However, if you’re not spending as much time on your cover letter, then you may be doing yourself and your efforts a great disservice.
In the same way that you would pay attention to your appearance before an interview, you should pay attention to the presentation of your application. Make sure you use correct spellings, sentence and paragraph structure and get your grammar right. And don’t forget, this is a letter, set it out using addresses and correct greetings to endings; if you start Dear Sir/Madam, end your letter as Yours faithfully, if you start Dear Mr X, end your letter as Yours sincerely.
Read the job description and person specification to find out what skills the employer seeks in the ideal candidate. Identify the three most important skills and write specific examples from your own experience to show you possess those skills. Use the STAR technique to structure your examples (Situation, Task, Action and Result).
Research the employer; look at their website, check their social media, read their recruitment information, peruse their annual report and five year plan, talk to current or recent employees and see what’s written about them in the press. What impresses you from this research? Include two or three reasons why you would want to work for them following this research, and link this to your own experience or background (if possible).
Why the role?
Read and understand the job role, and explain what motivates you about the job. It could be the knowledge you’d be using or learning, the day to day tasks, the chance to liaise with outside agencies or the skills you’d use.
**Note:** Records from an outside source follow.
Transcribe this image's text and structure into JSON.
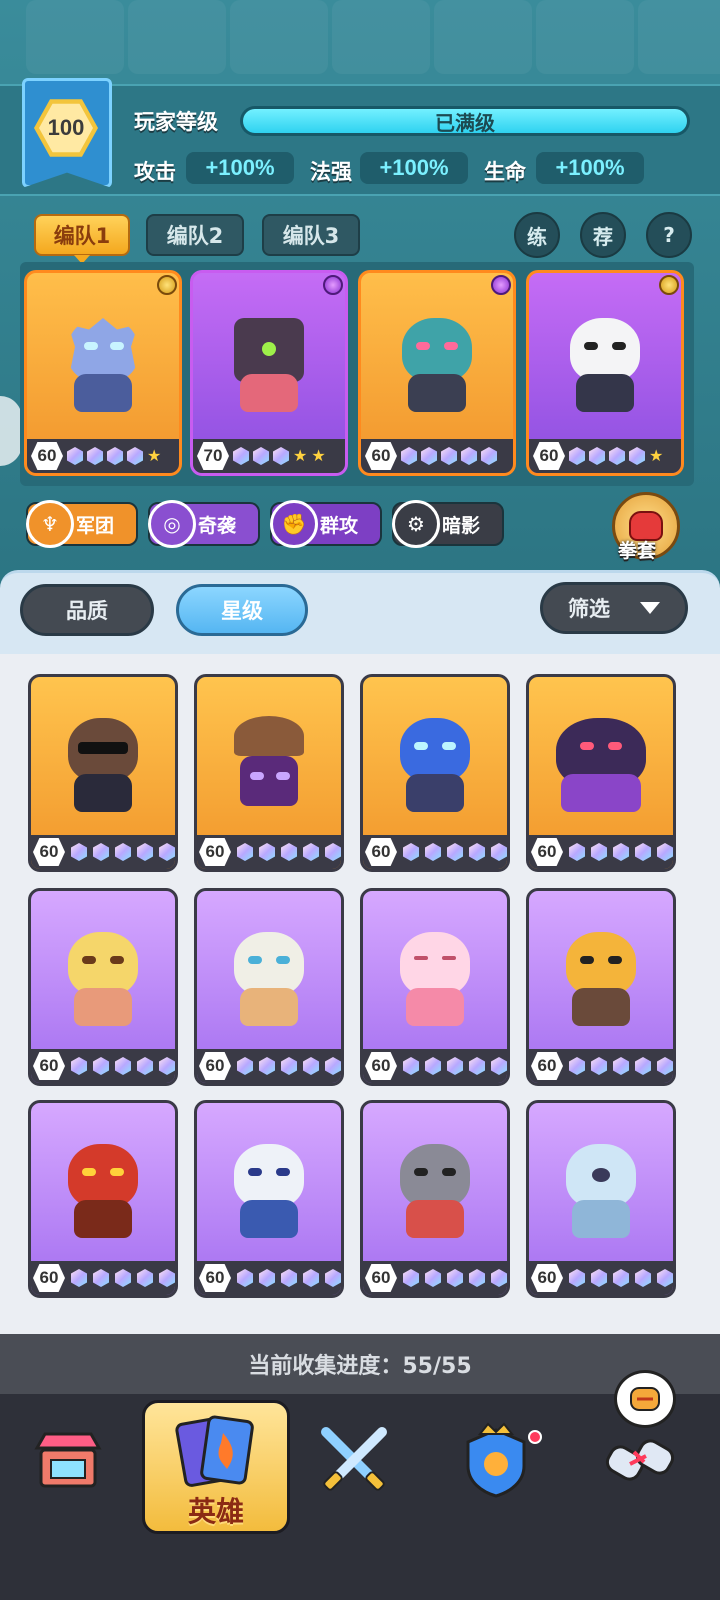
{
  "player": {
    "level": "100",
    "level_label": "玩家等级",
    "level_status": "已满级",
    "stats": [
      {
        "label": "攻击",
        "value": "+100%"
      },
      {
        "label": "法强",
        "value": "+100%"
      },
      {
        "label": "生命",
        "value": "+100%"
      }
    ]
  },
  "teams": {
    "tabs": [
      "编队1",
      "编队2",
      "编队3"
    ],
    "active_index": 0,
    "actions": [
      "练",
      "荐",
      "?"
    ]
  },
  "lineup": [
    {
      "level": "60",
      "stars": 1,
      "frame": "gold",
      "icon": "ice-knight-hero"
    },
    {
      "level": "70",
      "stars": 2,
      "frame": "purple",
      "icon": "demon-chest-hero"
    },
    {
      "level": "60",
      "stars": 0,
      "frame": "gold",
      "icon": "zombie-brute-hero"
    },
    {
      "level": "60",
      "stars": 1,
      "frame": "gold",
      "icon": "panda-hero"
    }
  ],
  "factions": [
    {
      "label": "军团",
      "icon": "trident-icon",
      "color": "#f0922a"
    },
    {
      "label": "奇袭",
      "icon": "swirl-icon",
      "color": "#8a4fd0"
    },
    {
      "label": "群攻",
      "icon": "fist-icon",
      "color": "#7d3fc4"
    },
    {
      "label": "暗影",
      "icon": "gear-icon",
      "color": "#3a3d46"
    }
  ],
  "glove_button": {
    "label": "拳套"
  },
  "filters": {
    "quality": "品质",
    "star": "星级",
    "filter": "筛选"
  },
  "collection": [
    {
      "level": "60",
      "frame": "gold",
      "icon": "sheriff-ape-hero"
    },
    {
      "level": "60",
      "frame": "gold",
      "icon": "straw-hat-ninja-hero"
    },
    {
      "level": "60",
      "frame": "gold",
      "icon": "blue-flame-spirit-hero"
    },
    {
      "level": "60",
      "frame": "gold",
      "icon": "crowned-ghost-hero"
    },
    {
      "level": "60",
      "frame": "violet",
      "icon": "blonde-fighter-hero"
    },
    {
      "level": "60",
      "frame": "violet",
      "icon": "ice-princess-hero"
    },
    {
      "level": "60",
      "frame": "violet",
      "icon": "cupcake-girl-hero"
    },
    {
      "level": "60",
      "frame": "violet",
      "icon": "spartan-warrior-hero"
    },
    {
      "level": "60",
      "frame": "violet",
      "icon": "fire-bull-hero"
    },
    {
      "level": "60",
      "frame": "violet",
      "icon": "ice-wolf-hero"
    },
    {
      "level": "60",
      "frame": "violet",
      "icon": "viking-dwarf-hero"
    },
    {
      "level": "60",
      "frame": "violet",
      "icon": "cyclops-yeti-hero"
    }
  ],
  "progress": {
    "text": "当前收集进度：55/55"
  },
  "nav": {
    "items": [
      "shop-icon",
      "hero-cards-icon",
      "crossed-swords-icon",
      "crown-shield-icon",
      "boxing-glove-icon"
    ],
    "active_label": "英雄"
  }
}
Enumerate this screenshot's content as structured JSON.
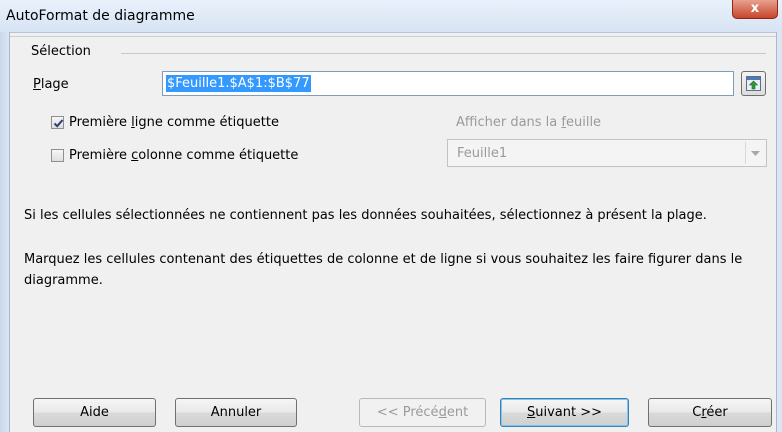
{
  "window": {
    "title": "AutoFormat de diagramme",
    "close_glyph": "x"
  },
  "selection": {
    "group_label": "Sélection",
    "range_label_accel": "P",
    "range_label_rest": "lage",
    "range_value": "$Feuille1.$A$1:$B$77",
    "shrink_button_icon": "shrink-dialog-icon",
    "first_row_checked": true,
    "first_row_pre": "Première ",
    "first_row_accel": "l",
    "first_row_post": "igne comme étiquette",
    "first_col_checked": false,
    "first_col_pre": "Première ",
    "first_col_accel": "c",
    "first_col_post": "olonne comme étiquette",
    "sheet_label_pre": "Afficher dans la ",
    "sheet_label_accel": "f",
    "sheet_label_post": "euille",
    "sheet_value": "Feuille1"
  },
  "info": {
    "para1": "Si les cellules sélectionnées ne contiennent pas les données souhaitées, sélectionnez à présent la plage.",
    "para2": "Marquez les cellules contenant des étiquettes de colonne et de ligne si vous souhaitez les faire figurer dans le diagramme."
  },
  "buttons": {
    "help": "Aide",
    "cancel": "Annuler",
    "prev_pre": "<< Précé",
    "prev_accel": "d",
    "prev_post": "ent",
    "next_accel": "S",
    "next_rest": "uivant >>",
    "finish_pre": "C",
    "finish_accel": "r",
    "finish_post": "éer"
  },
  "colors": {
    "selection_highlight": "#3399ff",
    "close_button": "#c8452c",
    "default_button_border": "#3c7fb1"
  }
}
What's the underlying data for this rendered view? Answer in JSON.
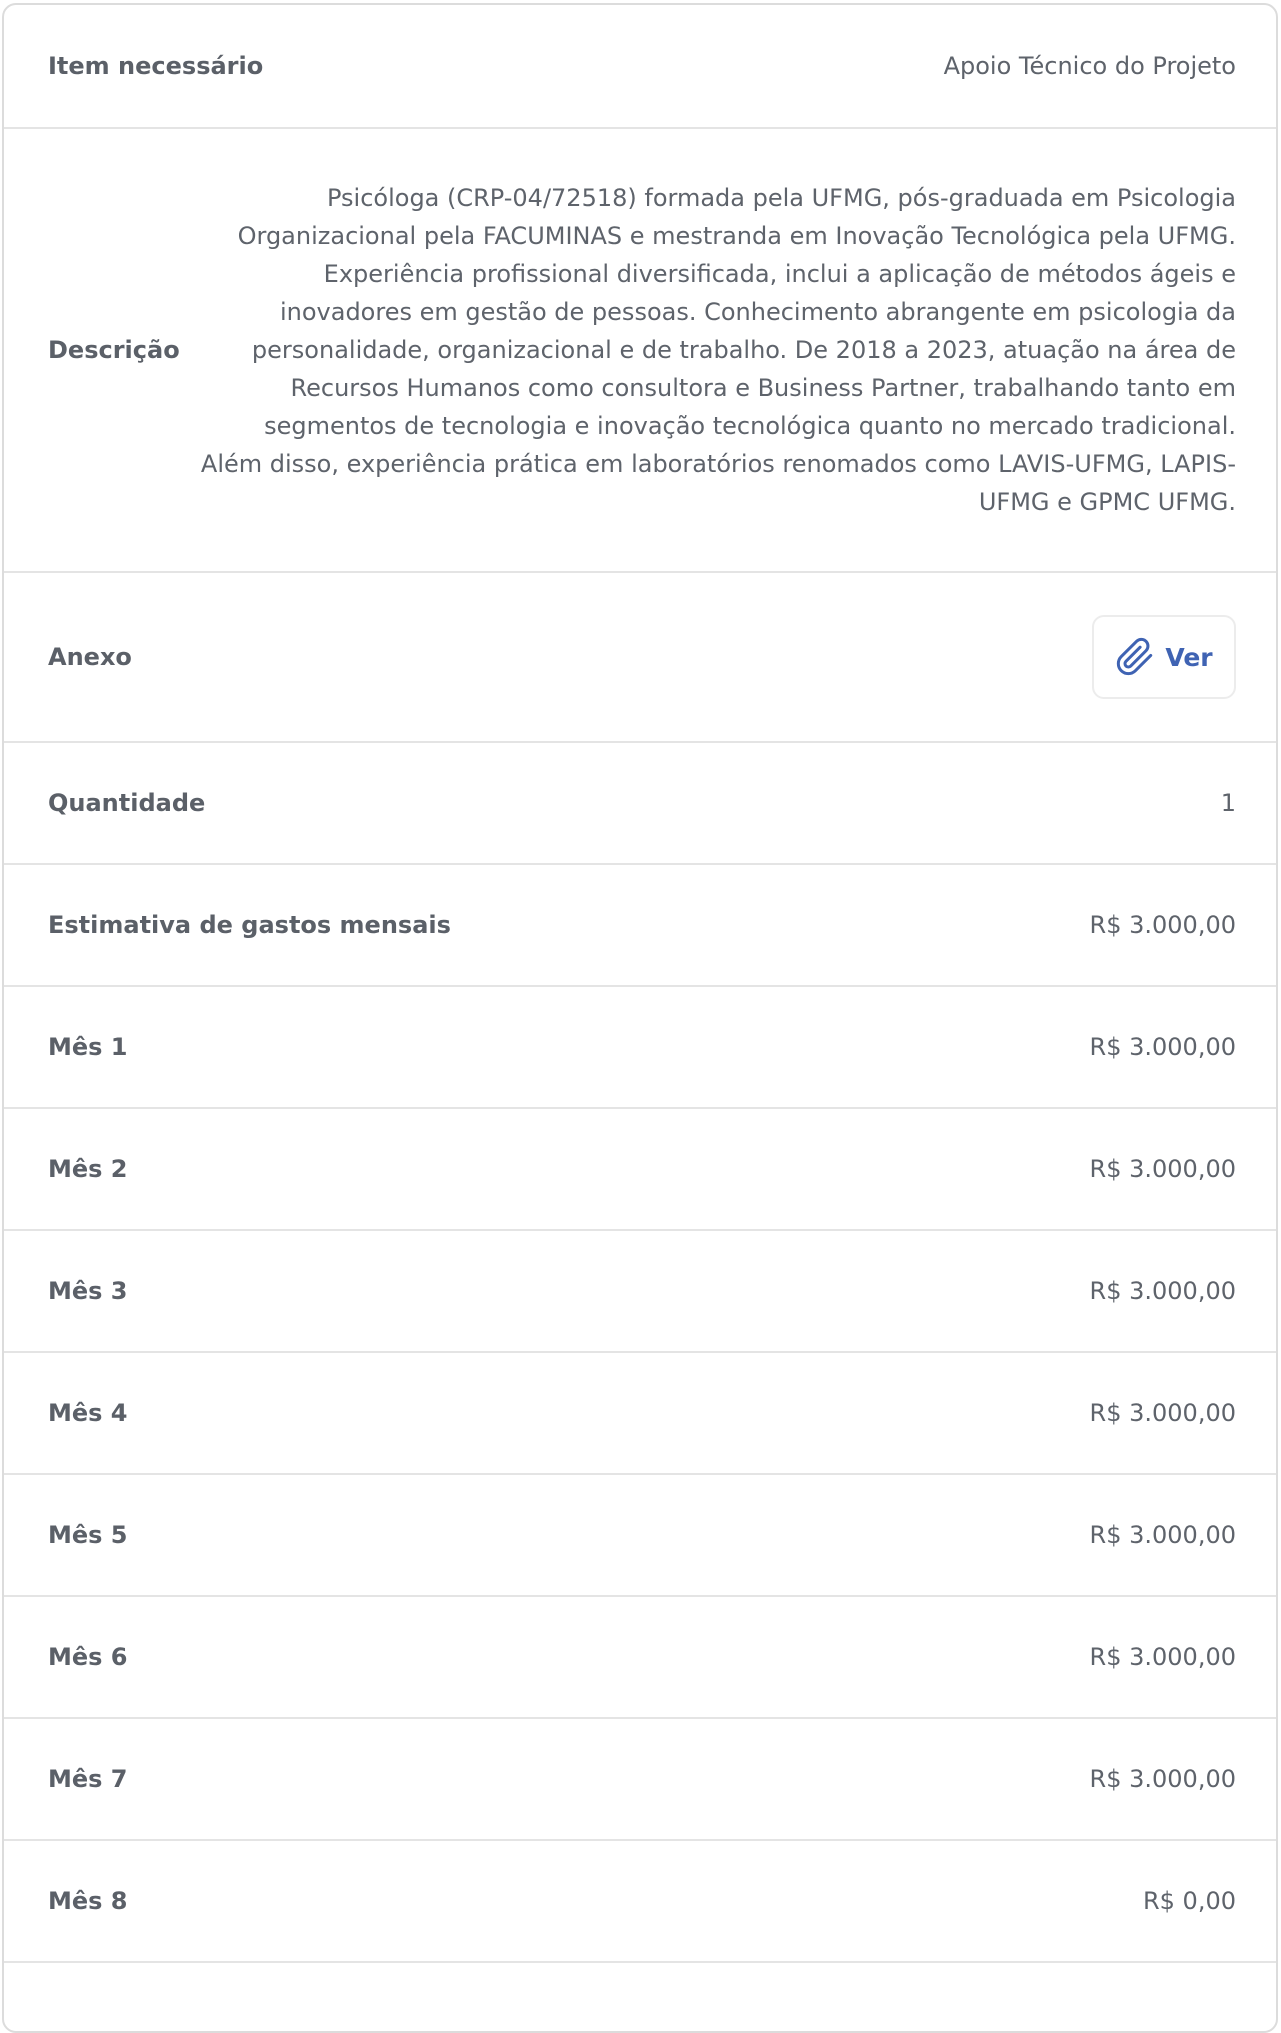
{
  "item": {
    "label": "Item necessário",
    "value": "Apoio Técnico do Projeto"
  },
  "descricao": {
    "label": "Descrição",
    "value": "Psicóloga (CRP-04/72518) formada pela UFMG, pós-graduada em Psicologia Organizacional pela FACUMINAS e mestranda em Inovação Tecnológica pela UFMG. Experiência profissional diversificada, inclui a aplicação de métodos ágeis e inovadores em gestão de pessoas. Conhecimento abrangente em psicologia da personalidade, organizacional e de trabalho. De 2018 a 2023, atuação na área de Recursos Humanos como consultora e Business Partner, trabalhando tanto em segmentos de tecnologia e inovação tecnológica quanto no mercado tradicional. Além disso, experiência prática em laboratórios renomados como LAVIS-UFMG, LAPIS-UFMG e GPMC UFMG."
  },
  "anexo": {
    "label": "Anexo",
    "button_label": "Ver",
    "button_icon": "paperclip-icon",
    "accent_color": "#3f63b3"
  },
  "quantidade": {
    "label": "Quantidade",
    "value": "1"
  },
  "estimativa": {
    "label": "Estimativa de gastos mensais",
    "value": "R$ 3.000,00"
  },
  "meses": [
    {
      "label": "Mês 1",
      "value": "R$ 3.000,00"
    },
    {
      "label": "Mês 2",
      "value": "R$ 3.000,00"
    },
    {
      "label": "Mês 3",
      "value": "R$ 3.000,00"
    },
    {
      "label": "Mês 4",
      "value": "R$ 3.000,00"
    },
    {
      "label": "Mês 5",
      "value": "R$ 3.000,00"
    },
    {
      "label": "Mês 6",
      "value": "R$ 3.000,00"
    },
    {
      "label": "Mês 7",
      "value": "R$ 3.000,00"
    },
    {
      "label": "Mês 8",
      "value": "R$ 0,00"
    }
  ]
}
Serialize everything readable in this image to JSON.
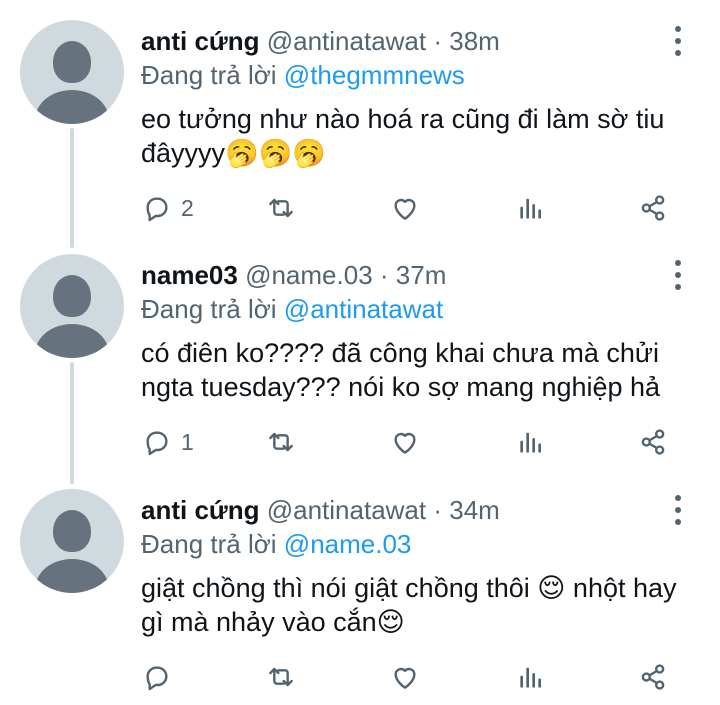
{
  "tweets": [
    {
      "name": "anti cứng",
      "handle": "@antinatawat",
      "time": "38m",
      "reply_prefix": "Đang trả lời",
      "reply_to": "@thegmmnews",
      "text": "eo tưởng như nào hoá ra cũng đi làm sờ tiu đâyyyy🥱🥱🥱",
      "reply_count": "2"
    },
    {
      "name": "name03",
      "handle": "@name.03",
      "time": "37m",
      "reply_prefix": "Đang trả lời",
      "reply_to": "@antinatawat",
      "text": "có điên ko???? đã công khai chưa mà chửi ngta tuesday??? nói ko sợ mang nghiệp hả",
      "reply_count": "1"
    },
    {
      "name": "anti cứng",
      "handle": "@antinatawat",
      "time": "34m",
      "reply_prefix": "Đang trả lời",
      "reply_to": "@name.03",
      "text": "giật chồng thì nói giật chồng thôi 😌 nhột hay gì mà nhảy vào cắn😌",
      "reply_count": ""
    }
  ],
  "separator": "·",
  "icons": {
    "reply": "reply-icon",
    "retweet": "retweet-icon",
    "like": "like-icon",
    "views": "views-icon",
    "share": "share-icon",
    "more": "more-vertical-icon"
  },
  "colors": {
    "text": "#0f1419",
    "secondary": "#536471",
    "link": "#1d9bf0",
    "avatar_bg": "#cfd9de",
    "avatar_fg": "#66737f"
  }
}
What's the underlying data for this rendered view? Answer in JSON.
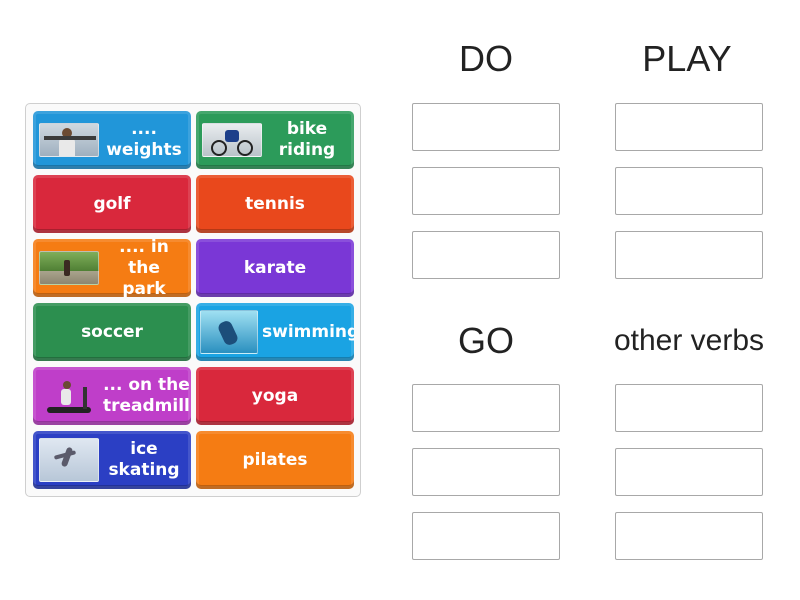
{
  "colors": {
    "blue": "#2196d9",
    "green": "#2c9b5a",
    "red": "#d9283c",
    "orange_red": "#e9481c",
    "orange": "#f57c13",
    "purple": "#7a37d6",
    "magenta": "#bf3ec9",
    "navy": "#2b3fc4",
    "cyan": "#1aa3e3"
  },
  "tiles": [
    {
      "label": "....\nweights",
      "color": "#2196d9",
      "icon": "weights-photo"
    },
    {
      "label": "bike\nriding",
      "color": "#2c9b5a",
      "icon": "bike-photo"
    },
    {
      "label": "golf",
      "color": "#d9283c"
    },
    {
      "label": "tennis",
      "color": "#e9481c"
    },
    {
      "label": ".... in the\npark",
      "color": "#f57c13",
      "icon": "park-photo"
    },
    {
      "label": "karate",
      "color": "#7a37d6"
    },
    {
      "label": "soccer",
      "color": "#2c8f4f"
    },
    {
      "label": "swimming",
      "color": "#1aa3e3",
      "icon": "swimming-photo"
    },
    {
      "label": "... on the\ntreadmill",
      "color": "#bf3ec9",
      "icon": "treadmill-photo"
    },
    {
      "label": "yoga",
      "color": "#d9283c"
    },
    {
      "label": "ice\nskating",
      "color": "#2b3fc4",
      "icon": "skating-photo"
    },
    {
      "label": "pilates",
      "color": "#f57c13"
    }
  ],
  "groups": [
    {
      "title": "DO"
    },
    {
      "title": "PLAY"
    },
    {
      "title": "GO"
    },
    {
      "title": "other verbs"
    }
  ]
}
If you like the sound of the role, be enthusiastic in your cover letter. Explain why you are just what they are looking for and then flatter them by explaining why they are also right for you.